• TASK BRIEF: Look through the data below and show every line that includes "Tally".

..........

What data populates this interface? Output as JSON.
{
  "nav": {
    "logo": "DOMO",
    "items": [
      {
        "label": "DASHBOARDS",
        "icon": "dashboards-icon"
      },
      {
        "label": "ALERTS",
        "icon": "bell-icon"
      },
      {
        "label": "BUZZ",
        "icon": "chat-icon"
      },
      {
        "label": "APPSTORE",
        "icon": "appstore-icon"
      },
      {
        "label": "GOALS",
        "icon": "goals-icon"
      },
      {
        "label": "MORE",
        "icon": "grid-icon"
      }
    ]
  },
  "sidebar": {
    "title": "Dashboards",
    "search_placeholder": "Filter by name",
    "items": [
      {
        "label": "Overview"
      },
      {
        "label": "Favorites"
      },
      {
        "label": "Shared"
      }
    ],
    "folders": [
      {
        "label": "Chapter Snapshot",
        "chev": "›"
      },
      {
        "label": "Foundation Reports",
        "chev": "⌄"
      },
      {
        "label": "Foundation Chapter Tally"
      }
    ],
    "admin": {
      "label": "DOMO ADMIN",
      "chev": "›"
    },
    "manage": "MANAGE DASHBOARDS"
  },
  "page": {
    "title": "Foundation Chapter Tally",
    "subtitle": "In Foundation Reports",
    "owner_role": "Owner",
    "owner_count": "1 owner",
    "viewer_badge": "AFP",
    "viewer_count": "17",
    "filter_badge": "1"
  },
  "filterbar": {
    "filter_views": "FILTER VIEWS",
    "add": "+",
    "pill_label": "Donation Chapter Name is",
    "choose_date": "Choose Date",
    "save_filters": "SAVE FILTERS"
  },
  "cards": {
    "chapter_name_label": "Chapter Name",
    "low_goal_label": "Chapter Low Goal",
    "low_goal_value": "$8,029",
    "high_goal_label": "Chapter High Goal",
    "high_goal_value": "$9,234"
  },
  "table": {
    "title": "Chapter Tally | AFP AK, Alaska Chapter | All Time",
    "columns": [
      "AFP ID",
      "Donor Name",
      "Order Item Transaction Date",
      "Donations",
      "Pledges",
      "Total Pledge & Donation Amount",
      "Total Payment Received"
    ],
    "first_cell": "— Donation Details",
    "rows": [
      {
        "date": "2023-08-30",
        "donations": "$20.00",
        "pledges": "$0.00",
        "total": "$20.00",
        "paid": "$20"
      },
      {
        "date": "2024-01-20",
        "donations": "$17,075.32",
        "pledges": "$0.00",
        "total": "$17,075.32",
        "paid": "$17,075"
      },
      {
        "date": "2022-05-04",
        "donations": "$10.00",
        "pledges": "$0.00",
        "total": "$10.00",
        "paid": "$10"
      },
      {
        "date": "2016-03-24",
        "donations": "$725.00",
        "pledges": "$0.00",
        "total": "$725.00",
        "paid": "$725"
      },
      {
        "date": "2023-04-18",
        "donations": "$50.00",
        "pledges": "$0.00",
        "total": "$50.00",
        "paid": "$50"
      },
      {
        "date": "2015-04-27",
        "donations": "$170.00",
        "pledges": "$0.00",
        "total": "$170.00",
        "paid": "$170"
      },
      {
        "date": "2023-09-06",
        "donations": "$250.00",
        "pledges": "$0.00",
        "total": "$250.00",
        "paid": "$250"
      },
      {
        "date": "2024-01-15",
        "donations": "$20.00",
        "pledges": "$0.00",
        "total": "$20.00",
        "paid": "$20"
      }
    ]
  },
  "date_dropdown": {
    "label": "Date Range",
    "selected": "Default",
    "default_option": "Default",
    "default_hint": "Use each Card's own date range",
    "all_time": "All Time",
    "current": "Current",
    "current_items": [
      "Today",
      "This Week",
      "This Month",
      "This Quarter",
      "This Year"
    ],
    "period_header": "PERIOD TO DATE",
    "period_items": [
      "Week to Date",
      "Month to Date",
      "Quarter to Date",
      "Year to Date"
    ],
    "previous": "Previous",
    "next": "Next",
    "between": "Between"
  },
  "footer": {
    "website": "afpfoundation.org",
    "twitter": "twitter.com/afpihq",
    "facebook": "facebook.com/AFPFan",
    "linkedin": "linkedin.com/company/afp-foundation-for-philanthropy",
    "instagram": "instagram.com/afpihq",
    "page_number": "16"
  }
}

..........

• ANSWER TO THE PROBLEM:
        "label": "Foundation Chapter Tally"
    "title": "Foundation Chapter Tally",
    "title": "Chapter Tally | AFP AK, Alaska Chapter | All Time",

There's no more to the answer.